(Component data from apps and pages)
* * * * * * *

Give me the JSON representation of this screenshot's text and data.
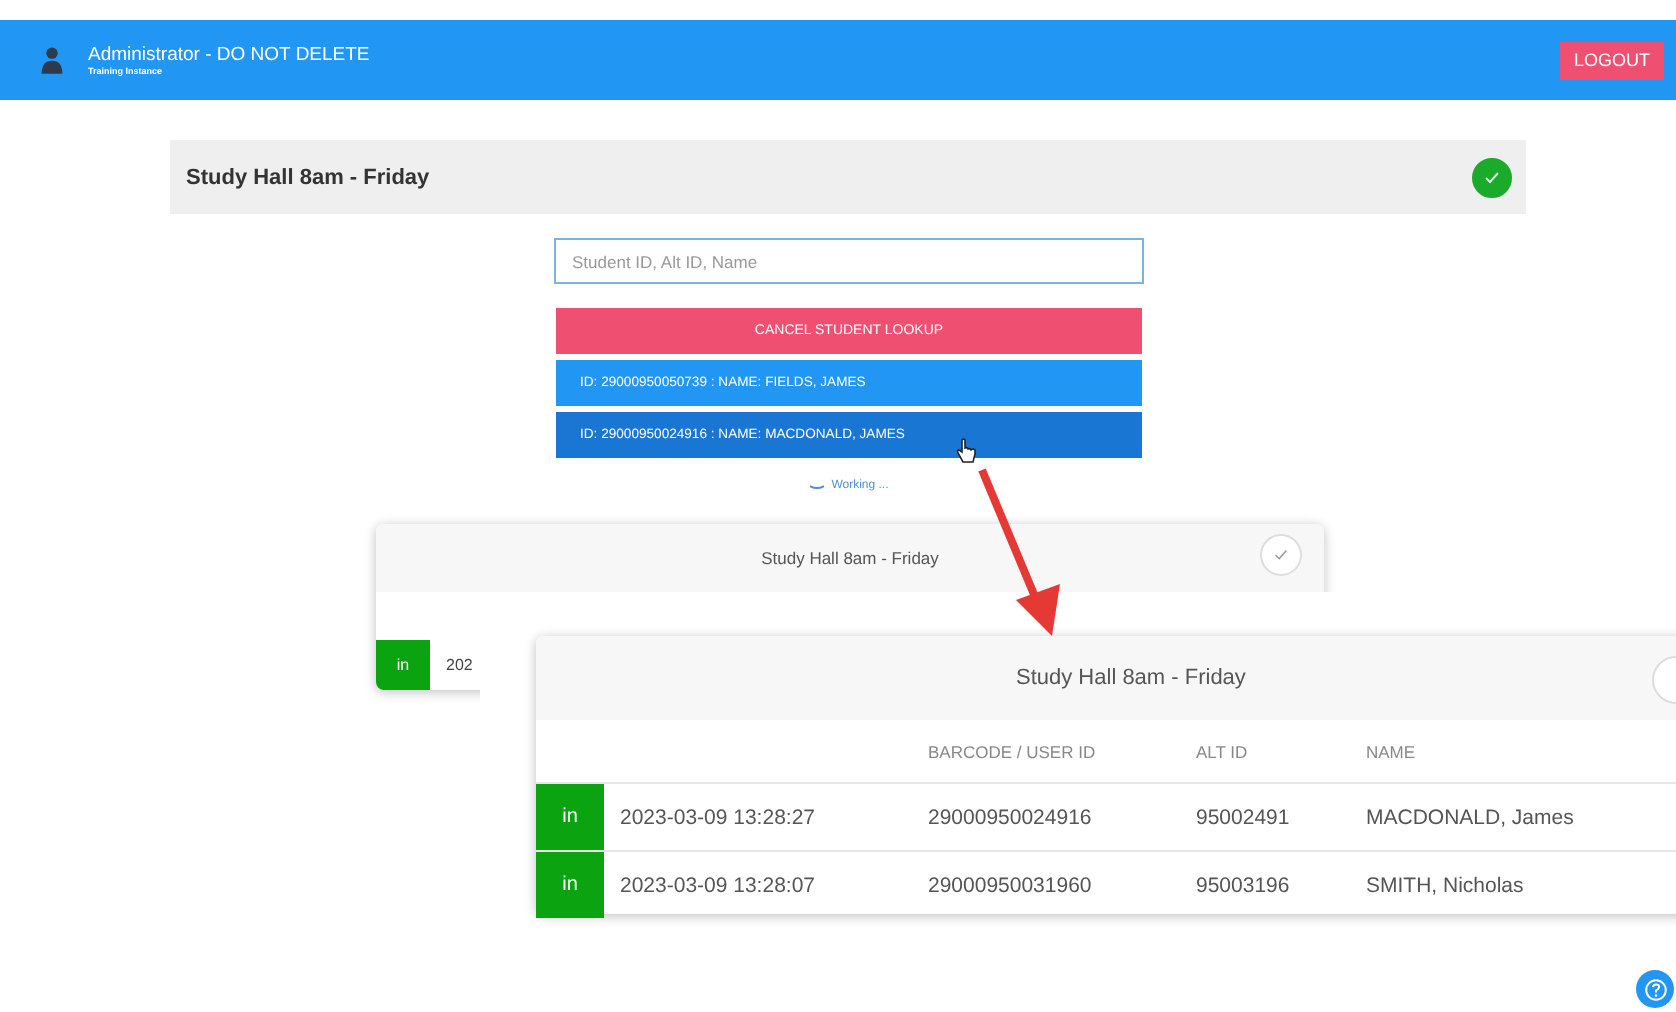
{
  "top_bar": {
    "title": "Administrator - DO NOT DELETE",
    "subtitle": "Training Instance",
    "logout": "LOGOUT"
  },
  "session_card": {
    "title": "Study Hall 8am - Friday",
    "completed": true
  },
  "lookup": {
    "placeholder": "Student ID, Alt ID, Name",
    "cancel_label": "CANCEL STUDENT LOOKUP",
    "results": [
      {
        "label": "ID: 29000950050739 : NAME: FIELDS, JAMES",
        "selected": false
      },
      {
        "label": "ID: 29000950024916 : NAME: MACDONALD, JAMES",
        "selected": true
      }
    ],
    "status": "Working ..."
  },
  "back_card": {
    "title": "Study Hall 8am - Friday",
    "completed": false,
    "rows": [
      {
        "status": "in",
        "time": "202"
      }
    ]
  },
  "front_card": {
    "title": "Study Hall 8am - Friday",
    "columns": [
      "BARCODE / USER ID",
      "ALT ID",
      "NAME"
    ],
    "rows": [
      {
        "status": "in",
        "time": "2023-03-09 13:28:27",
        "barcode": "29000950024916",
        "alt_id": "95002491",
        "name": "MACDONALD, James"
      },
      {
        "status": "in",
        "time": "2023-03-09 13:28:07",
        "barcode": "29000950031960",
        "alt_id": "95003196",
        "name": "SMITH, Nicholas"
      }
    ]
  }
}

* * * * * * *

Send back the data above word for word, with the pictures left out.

Give me the JSON representation of this screenshot's text and data.
{
  "top_bar": {
    "title": "Administrator - DO NOT DELETE",
    "subtitle": "Training Instance",
    "logout": "LOGOUT"
  },
  "session_card": {
    "title": "Study Hall 8am - Friday",
    "completed": true
  },
  "lookup": {
    "placeholder": "Student ID, Alt ID, Name",
    "cancel_label": "CANCEL STUDENT LOOKUP",
    "results": [
      {
        "label": "ID: 29000950050739 : NAME: FIELDS, JAMES",
        "selected": false
      },
      {
        "label": "ID: 29000950024916 : NAME: MACDONALD, JAMES",
        "selected": true
      }
    ],
    "status": "Working ..."
  },
  "back_card": {
    "title": "Study Hall 8am - Friday",
    "completed": false,
    "rows": [
      {
        "status": "in",
        "time": "202"
      }
    ]
  },
  "front_card": {
    "title": "Study Hall 8am - Friday",
    "columns": [
      "BARCODE / USER ID",
      "ALT ID",
      "NAME"
    ],
    "rows": [
      {
        "status": "in",
        "time": "2023-03-09 13:28:27",
        "barcode": "29000950024916",
        "alt_id": "95002491",
        "name": "MACDONALD, James"
      },
      {
        "status": "in",
        "time": "2023-03-09 13:28:07",
        "barcode": "29000950031960",
        "alt_id": "95003196",
        "name": "SMITH, Nicholas"
      }
    ]
  }
}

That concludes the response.